WORK TASK:
Return all of the data exactly as given.

RECORD EXCERPTS:
-=-=-

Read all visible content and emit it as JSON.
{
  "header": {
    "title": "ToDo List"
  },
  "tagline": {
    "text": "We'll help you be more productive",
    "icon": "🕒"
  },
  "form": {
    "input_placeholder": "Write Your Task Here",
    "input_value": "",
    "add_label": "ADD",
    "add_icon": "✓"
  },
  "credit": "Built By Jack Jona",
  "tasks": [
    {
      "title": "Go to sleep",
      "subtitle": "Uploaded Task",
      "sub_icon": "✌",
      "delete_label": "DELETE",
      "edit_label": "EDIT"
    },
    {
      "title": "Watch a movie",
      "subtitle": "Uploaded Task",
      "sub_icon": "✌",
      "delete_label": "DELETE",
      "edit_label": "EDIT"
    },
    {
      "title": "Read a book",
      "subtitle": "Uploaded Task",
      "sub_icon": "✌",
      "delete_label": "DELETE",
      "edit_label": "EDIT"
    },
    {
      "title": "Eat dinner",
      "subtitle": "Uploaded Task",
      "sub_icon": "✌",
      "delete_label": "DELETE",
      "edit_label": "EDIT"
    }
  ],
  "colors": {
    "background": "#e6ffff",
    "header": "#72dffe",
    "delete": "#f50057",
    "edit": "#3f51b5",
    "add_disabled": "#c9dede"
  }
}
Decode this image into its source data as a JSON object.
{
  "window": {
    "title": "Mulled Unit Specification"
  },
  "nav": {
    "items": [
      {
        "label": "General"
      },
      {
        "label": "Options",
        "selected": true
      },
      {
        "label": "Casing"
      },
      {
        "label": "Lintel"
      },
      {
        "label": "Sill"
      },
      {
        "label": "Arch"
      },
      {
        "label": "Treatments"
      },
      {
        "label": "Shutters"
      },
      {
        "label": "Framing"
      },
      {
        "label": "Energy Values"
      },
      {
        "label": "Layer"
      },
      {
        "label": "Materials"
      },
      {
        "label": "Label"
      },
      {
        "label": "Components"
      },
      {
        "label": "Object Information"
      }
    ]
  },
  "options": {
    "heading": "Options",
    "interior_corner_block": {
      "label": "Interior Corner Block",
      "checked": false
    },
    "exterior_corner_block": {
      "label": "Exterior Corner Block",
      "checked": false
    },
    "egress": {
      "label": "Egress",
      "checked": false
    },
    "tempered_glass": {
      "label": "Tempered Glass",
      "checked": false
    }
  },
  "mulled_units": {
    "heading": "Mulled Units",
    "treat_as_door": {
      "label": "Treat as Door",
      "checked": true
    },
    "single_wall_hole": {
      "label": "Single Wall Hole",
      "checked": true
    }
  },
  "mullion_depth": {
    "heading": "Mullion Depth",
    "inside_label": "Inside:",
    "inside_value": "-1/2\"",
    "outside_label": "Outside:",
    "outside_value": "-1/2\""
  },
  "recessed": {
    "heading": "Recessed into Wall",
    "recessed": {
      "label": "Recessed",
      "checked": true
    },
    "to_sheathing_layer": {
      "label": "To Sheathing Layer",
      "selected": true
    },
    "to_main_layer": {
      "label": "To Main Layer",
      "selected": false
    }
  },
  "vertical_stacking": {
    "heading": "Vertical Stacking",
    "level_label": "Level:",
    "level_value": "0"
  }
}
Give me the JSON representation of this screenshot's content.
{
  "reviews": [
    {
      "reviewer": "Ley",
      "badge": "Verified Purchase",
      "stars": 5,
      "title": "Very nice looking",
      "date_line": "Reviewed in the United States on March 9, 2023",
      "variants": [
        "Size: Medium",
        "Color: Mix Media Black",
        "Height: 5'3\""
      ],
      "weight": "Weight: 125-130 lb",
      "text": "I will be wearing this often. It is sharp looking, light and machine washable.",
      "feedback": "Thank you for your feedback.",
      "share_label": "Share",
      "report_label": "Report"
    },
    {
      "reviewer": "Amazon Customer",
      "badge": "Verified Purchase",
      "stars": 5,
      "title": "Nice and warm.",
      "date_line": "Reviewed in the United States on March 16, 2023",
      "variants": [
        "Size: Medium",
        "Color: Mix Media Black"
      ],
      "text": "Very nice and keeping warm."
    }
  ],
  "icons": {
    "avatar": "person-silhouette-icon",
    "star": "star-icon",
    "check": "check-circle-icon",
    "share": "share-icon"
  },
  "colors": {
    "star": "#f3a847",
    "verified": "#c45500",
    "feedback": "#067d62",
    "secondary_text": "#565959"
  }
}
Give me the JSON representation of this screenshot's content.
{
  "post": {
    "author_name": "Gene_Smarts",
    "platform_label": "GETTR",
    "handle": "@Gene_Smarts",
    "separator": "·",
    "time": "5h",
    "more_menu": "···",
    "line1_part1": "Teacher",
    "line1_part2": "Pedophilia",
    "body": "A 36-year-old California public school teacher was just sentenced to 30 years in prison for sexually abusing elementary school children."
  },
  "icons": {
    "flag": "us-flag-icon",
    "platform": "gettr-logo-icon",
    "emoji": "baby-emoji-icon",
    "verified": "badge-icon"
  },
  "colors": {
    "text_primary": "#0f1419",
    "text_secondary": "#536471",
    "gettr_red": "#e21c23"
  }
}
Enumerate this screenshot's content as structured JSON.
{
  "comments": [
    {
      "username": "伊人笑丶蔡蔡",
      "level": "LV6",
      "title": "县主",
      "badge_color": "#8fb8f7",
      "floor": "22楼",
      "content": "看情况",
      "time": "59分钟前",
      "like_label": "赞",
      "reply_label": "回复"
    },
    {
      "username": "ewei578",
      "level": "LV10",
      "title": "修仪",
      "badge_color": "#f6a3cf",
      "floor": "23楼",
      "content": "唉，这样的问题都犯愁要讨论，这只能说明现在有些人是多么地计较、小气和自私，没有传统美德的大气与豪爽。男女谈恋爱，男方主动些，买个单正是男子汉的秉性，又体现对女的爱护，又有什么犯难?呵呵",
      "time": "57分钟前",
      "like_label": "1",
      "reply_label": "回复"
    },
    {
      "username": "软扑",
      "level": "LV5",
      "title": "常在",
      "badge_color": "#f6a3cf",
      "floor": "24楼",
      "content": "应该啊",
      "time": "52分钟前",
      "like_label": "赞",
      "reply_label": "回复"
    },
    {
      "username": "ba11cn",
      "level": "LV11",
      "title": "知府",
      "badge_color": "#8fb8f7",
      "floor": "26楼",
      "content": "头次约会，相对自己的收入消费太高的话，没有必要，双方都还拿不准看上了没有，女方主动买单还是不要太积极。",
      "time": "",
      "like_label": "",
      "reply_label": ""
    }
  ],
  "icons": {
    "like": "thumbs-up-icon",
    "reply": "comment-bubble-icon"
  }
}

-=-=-

SOLUTION FOR THIS EXERCISE:
Read all visible content and emit it as JSON.
{
  "header": {
    "title": "ToDo List"
  },
  "tagline": {
    "text": "We'll help you be more productive",
    "icon": "🕒"
  },
  "form": {
    "input_placeholder": "Write Your Task Here",
    "input_value": "",
    "add_label": "ADD",
    "add_icon": "✓"
  },
  "credit": "Built By Jack Jona",
  "tasks": [
    {
      "title": "Go to sleep",
      "subtitle": "Uploaded Task",
      "sub_icon": "✌",
      "delete_label": "DELETE",
      "edit_label": "EDIT"
    },
    {
      "title": "Watch a movie",
      "subtitle": "Uploaded Task",
      "sub_icon": "✌",
      "delete_label": "DELETE",
      "edit_label": "EDIT"
    },
    {
      "title": "Read a book",
      "subtitle": "Uploaded Task",
      "sub_icon": "✌",
      "delete_label": "DELETE",
      "edit_label": "EDIT"
    },
    {
      "title": "Eat dinner",
      "subtitle": "Uploaded Task",
      "sub_icon": "✌",
      "delete_label": "DELETE",
      "edit_label": "EDIT"
    }
  ],
  "colors": {
    "background": "#e6ffff",
    "header": "#72dffe",
    "delete": "#f50057",
    "edit": "#3f51b5",
    "add_disabled": "#c9dede"
  }
}
Decode this image into its source data as a JSON object.
{
  "window": {
    "title": "Mulled Unit Specification"
  },
  "nav": {
    "items": [
      {
        "label": "General"
      },
      {
        "label": "Options",
        "selected": true
      },
      {
        "label": "Casing"
      },
      {
        "label": "Lintel"
      },
      {
        "label": "Sill"
      },
      {
        "label": "Arch"
      },
      {
        "label": "Treatments"
      },
      {
        "label": "Shutters"
      },
      {
        "label": "Framing"
      },
      {
        "label": "Energy Values"
      },
      {
        "label": "Layer"
      },
      {
        "label": "Materials"
      },
      {
        "label": "Label"
      },
      {
        "label": "Components"
      },
      {
        "label": "Object Information"
      }
    ]
  },
  "options": {
    "heading": "Options",
    "interior_corner_block": {
      "label": "Interior Corner Block",
      "checked": false
    },
    "exterior_corner_block": {
      "label": "Exterior Corner Block",
      "checked": false
    },
    "egress": {
      "label": "Egress",
      "checked": false
    },
    "tempered_glass": {
      "label": "Tempered Glass",
      "checked": false
    }
  },
  "mulled_units": {
    "heading": "Mulled Units",
    "treat_as_door": {
      "label": "Treat as Door",
      "checked": true
    },
    "single_wall_hole": {
      "label": "Single Wall Hole",
      "checked": true
    }
  },
  "mullion_depth": {
    "heading": "Mullion Depth",
    "inside_label": "Inside:",
    "inside_value": "-1/2\"",
    "outside_label": "Outside:",
    "outside_value": "-1/2\""
  },
  "recessed": {
    "heading": "Recessed into Wall",
    "recessed": {
      "label": "Recessed",
      "checked": true
    },
    "to_sheathing_layer": {
      "label": "To Sheathing Layer",
      "selected": true
    },
    "to_main_layer": {
      "label": "To Main Layer",
      "selected": false
    }
  },
  "vertical_stacking": {
    "heading": "Vertical Stacking",
    "level_label": "Level:",
    "level_value": "0"
  }
}
Give me the JSON representation of this screenshot's content.
{
  "reviews": [
    {
      "reviewer": "Ley",
      "badge": "Verified Purchase",
      "stars": 5,
      "title": "Very nice looking",
      "date_line": "Reviewed in the United States on March 9, 2023",
      "variants": [
        "Size: Medium",
        "Color: Mix Media Black",
        "Height: 5'3\""
      ],
      "weight": "Weight: 125-130 lb",
      "text": "I will be wearing this often. It is sharp looking, light and machine washable.",
      "feedback": "Thank you for your feedback.",
      "share_label": "Share",
      "report_label": "Report"
    },
    {
      "reviewer": "Amazon Customer",
      "badge": "Verified Purchase",
      "stars": 5,
      "title": "Nice and warm.",
      "date_line": "Reviewed in the United States on March 16, 2023",
      "variants": [
        "Size: Medium",
        "Color: Mix Media Black"
      ],
      "text": "Very nice and keeping warm."
    }
  ],
  "icons": {
    "avatar": "person-silhouette-icon",
    "star": "star-icon",
    "check": "check-circle-icon",
    "share": "share-icon"
  },
  "colors": {
    "star": "#f3a847",
    "verified": "#c45500",
    "feedback": "#067d62",
    "secondary_text": "#565959"
  }
}
Give me the JSON representation of this screenshot's content.
{
  "post": {
    "author_name": "Gene_Smarts",
    "platform_label": "GETTR",
    "handle": "@Gene_Smarts",
    "separator": "·",
    "time": "5h",
    "more_menu": "···",
    "line1_part1": "Teacher",
    "line1_part2": "Pedophilia",
    "body": "A 36-year-old California public school teacher was just sentenced to 30 years in prison for sexually abusing elementary school children."
  },
  "icons": {
    "flag": "us-flag-icon",
    "platform": "gettr-logo-icon",
    "emoji": "baby-emoji-icon",
    "verified": "badge-icon"
  },
  "colors": {
    "text_primary": "#0f1419",
    "text_secondary": "#536471",
    "gettr_red": "#e21c23"
  }
}
Enumerate this screenshot's content as structured JSON.
{
  "comments": [
    {
      "username": "伊人笑丶蔡蔡",
      "level": "LV6",
      "title": "县主",
      "badge_color": "#8fb8f7",
      "floor": "22楼",
      "content": "看情况",
      "time": "59分钟前",
      "like_label": "赞",
      "reply_label": "回复"
    },
    {
      "username": "ewei578",
      "level": "LV10",
      "title": "修仪",
      "badge_color": "#f6a3cf",
      "floor": "23楼",
      "content": "唉，这样的问题都犯愁要讨论，这只能说明现在有些人是多么地计较、小气和自私，没有传统美德的大气与豪爽。男女谈恋爱，男方主动些，买个单正是男子汉的秉性，又体现对女的爱护，又有什么犯难?呵呵",
      "time": "57分钟前",
      "like_label": "1",
      "reply_label": "回复"
    },
    {
      "username": "软扑",
      "level": "LV5",
      "title": "常在",
      "badge_color": "#f6a3cf",
      "floor": "24楼",
      "content": "应该啊",
      "time": "52分钟前",
      "like_label": "赞",
      "reply_label": "回复"
    },
    {
      "username": "ba11cn",
      "level": "LV11",
      "title": "知府",
      "badge_color": "#8fb8f7",
      "floor": "26楼",
      "content": "头次约会，相对自己的收入消费太高的话，没有必要，双方都还拿不准看上了没有，女方主动买单还是不要太积极。",
      "time": "",
      "like_label": "",
      "reply_label": ""
    }
  ],
  "icons": {
    "like": "thumbs-up-icon",
    "reply": "comment-bubble-icon"
  }
}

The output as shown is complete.